■ How to complete this task ■
The data below must be returned in full and exactly.

App and web page records
►
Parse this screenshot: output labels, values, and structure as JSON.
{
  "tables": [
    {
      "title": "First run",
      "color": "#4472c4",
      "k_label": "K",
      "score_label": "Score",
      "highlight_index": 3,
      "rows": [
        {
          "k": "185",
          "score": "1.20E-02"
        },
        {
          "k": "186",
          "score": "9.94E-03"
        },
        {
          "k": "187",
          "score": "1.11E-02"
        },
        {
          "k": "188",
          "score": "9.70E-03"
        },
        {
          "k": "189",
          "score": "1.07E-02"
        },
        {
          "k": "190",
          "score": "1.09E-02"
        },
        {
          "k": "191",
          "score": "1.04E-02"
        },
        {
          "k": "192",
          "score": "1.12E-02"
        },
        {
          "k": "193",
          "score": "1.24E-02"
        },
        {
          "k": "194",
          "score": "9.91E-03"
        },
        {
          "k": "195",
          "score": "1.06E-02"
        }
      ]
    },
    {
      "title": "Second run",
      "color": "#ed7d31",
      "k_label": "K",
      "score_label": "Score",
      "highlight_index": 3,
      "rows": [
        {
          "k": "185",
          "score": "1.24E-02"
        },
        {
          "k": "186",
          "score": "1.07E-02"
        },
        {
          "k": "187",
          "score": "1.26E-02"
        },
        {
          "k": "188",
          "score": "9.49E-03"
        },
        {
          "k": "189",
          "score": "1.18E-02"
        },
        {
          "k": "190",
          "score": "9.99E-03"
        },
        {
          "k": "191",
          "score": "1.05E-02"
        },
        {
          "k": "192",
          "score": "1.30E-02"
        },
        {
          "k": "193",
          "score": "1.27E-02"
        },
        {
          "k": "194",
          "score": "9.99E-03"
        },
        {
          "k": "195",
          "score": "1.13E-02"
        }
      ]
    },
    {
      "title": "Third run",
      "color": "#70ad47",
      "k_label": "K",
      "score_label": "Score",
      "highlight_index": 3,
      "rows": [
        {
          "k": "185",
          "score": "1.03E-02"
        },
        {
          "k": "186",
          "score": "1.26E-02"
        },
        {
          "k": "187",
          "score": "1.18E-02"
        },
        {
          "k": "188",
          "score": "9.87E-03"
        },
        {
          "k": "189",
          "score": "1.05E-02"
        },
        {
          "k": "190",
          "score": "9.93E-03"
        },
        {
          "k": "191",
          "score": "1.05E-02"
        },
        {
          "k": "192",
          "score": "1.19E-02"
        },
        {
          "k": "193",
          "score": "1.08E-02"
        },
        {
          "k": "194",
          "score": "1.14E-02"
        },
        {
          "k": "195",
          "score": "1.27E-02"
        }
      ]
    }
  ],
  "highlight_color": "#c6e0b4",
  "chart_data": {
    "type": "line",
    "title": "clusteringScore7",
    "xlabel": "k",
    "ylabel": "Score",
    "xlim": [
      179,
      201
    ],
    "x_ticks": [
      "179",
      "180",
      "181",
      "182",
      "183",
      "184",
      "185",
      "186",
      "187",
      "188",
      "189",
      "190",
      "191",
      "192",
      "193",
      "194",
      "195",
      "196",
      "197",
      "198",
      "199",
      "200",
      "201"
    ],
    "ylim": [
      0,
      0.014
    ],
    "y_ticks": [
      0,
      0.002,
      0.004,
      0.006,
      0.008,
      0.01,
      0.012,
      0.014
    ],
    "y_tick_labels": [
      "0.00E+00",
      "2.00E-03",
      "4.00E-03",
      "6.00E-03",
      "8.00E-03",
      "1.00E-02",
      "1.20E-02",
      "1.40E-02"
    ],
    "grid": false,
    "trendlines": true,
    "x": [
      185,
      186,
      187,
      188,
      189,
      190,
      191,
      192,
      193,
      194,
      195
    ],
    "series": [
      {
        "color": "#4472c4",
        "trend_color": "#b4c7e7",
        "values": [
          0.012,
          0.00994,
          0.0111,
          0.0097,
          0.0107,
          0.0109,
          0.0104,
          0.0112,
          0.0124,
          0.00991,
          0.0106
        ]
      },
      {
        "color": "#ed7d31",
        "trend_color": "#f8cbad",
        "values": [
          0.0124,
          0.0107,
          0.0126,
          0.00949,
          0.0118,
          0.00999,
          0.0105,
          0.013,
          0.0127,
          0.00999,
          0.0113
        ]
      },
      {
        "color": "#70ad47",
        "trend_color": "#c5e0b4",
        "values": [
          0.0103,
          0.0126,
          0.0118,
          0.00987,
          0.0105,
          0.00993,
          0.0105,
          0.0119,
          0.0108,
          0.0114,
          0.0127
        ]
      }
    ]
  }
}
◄
■ Response below ■
Parse this screenshot: output labels, values, and structure as JSON.
{
  "tables": [
    {
      "title": "First run",
      "color": "#4472c4",
      "k_label": "K",
      "score_label": "Score",
      "highlight_index": 3,
      "rows": [
        {
          "k": "185",
          "score": "1.20E-02"
        },
        {
          "k": "186",
          "score": "9.94E-03"
        },
        {
          "k": "187",
          "score": "1.11E-02"
        },
        {
          "k": "188",
          "score": "9.70E-03"
        },
        {
          "k": "189",
          "score": "1.07E-02"
        },
        {
          "k": "190",
          "score": "1.09E-02"
        },
        {
          "k": "191",
          "score": "1.04E-02"
        },
        {
          "k": "192",
          "score": "1.12E-02"
        },
        {
          "k": "193",
          "score": "1.24E-02"
        },
        {
          "k": "194",
          "score": "9.91E-03"
        },
        {
          "k": "195",
          "score": "1.06E-02"
        }
      ]
    },
    {
      "title": "Second run",
      "color": "#ed7d31",
      "k_label": "K",
      "score_label": "Score",
      "highlight_index": 3,
      "rows": [
        {
          "k": "185",
          "score": "1.24E-02"
        },
        {
          "k": "186",
          "score": "1.07E-02"
        },
        {
          "k": "187",
          "score": "1.26E-02"
        },
        {
          "k": "188",
          "score": "9.49E-03"
        },
        {
          "k": "189",
          "score": "1.18E-02"
        },
        {
          "k": "190",
          "score": "9.99E-03"
        },
        {
          "k": "191",
          "score": "1.05E-02"
        },
        {
          "k": "192",
          "score": "1.30E-02"
        },
        {
          "k": "193",
          "score": "1.27E-02"
        },
        {
          "k": "194",
          "score": "9.99E-03"
        },
        {
          "k": "195",
          "score": "1.13E-02"
        }
      ]
    },
    {
      "title": "Third run",
      "color": "#70ad47",
      "k_label": "K",
      "score_label": "Score",
      "highlight_index": 3,
      "rows": [
        {
          "k": "185",
          "score": "1.03E-02"
        },
        {
          "k": "186",
          "score": "1.26E-02"
        },
        {
          "k": "187",
          "score": "1.18E-02"
        },
        {
          "k": "188",
          "score": "9.87E-03"
        },
        {
          "k": "189",
          "score": "1.05E-02"
        },
        {
          "k": "190",
          "score": "9.93E-03"
        },
        {
          "k": "191",
          "score": "1.05E-02"
        },
        {
          "k": "192",
          "score": "1.19E-02"
        },
        {
          "k": "193",
          "score": "1.08E-02"
        },
        {
          "k": "194",
          "score": "1.14E-02"
        },
        {
          "k": "195",
          "score": "1.27E-02"
        }
      ]
    }
  ],
  "highlight_color": "#c6e0b4",
  "chart_data": {
    "type": "line",
    "title": "clusteringScore7",
    "xlabel": "k",
    "ylabel": "Score",
    "xlim": [
      179,
      201
    ],
    "x_ticks": [
      "179",
      "180",
      "181",
      "182",
      "183",
      "184",
      "185",
      "186",
      "187",
      "188",
      "189",
      "190",
      "191",
      "192",
      "193",
      "194",
      "195",
      "196",
      "197",
      "198",
      "199",
      "200",
      "201"
    ],
    "ylim": [
      0,
      0.014
    ],
    "y_ticks": [
      0,
      0.002,
      0.004,
      0.006,
      0.008,
      0.01,
      0.012,
      0.014
    ],
    "y_tick_labels": [
      "0.00E+00",
      "2.00E-03",
      "4.00E-03",
      "6.00E-03",
      "8.00E-03",
      "1.00E-02",
      "1.20E-02",
      "1.40E-02"
    ],
    "grid": false,
    "trendlines": true,
    "x": [
      185,
      186,
      187,
      188,
      189,
      190,
      191,
      192,
      193,
      194,
      195
    ],
    "series": [
      {
        "color": "#4472c4",
        "trend_color": "#b4c7e7",
        "values": [
          0.012,
          0.00994,
          0.0111,
          0.0097,
          0.0107,
          0.0109,
          0.0104,
          0.0112,
          0.0124,
          0.00991,
          0.0106
        ]
      },
      {
        "color": "#ed7d31",
        "trend_color": "#f8cbad",
        "values": [
          0.0124,
          0.0107,
          0.0126,
          0.00949,
          0.0118,
          0.00999,
          0.0105,
          0.013,
          0.0127,
          0.00999,
          0.0113
        ]
      },
      {
        "color": "#70ad47",
        "trend_color": "#c5e0b4",
        "values": [
          0.0103,
          0.0126,
          0.0118,
          0.00987,
          0.0105,
          0.00993,
          0.0105,
          0.0119,
          0.0108,
          0.0114,
          0.0127
        ]
      }
    ]
  }
}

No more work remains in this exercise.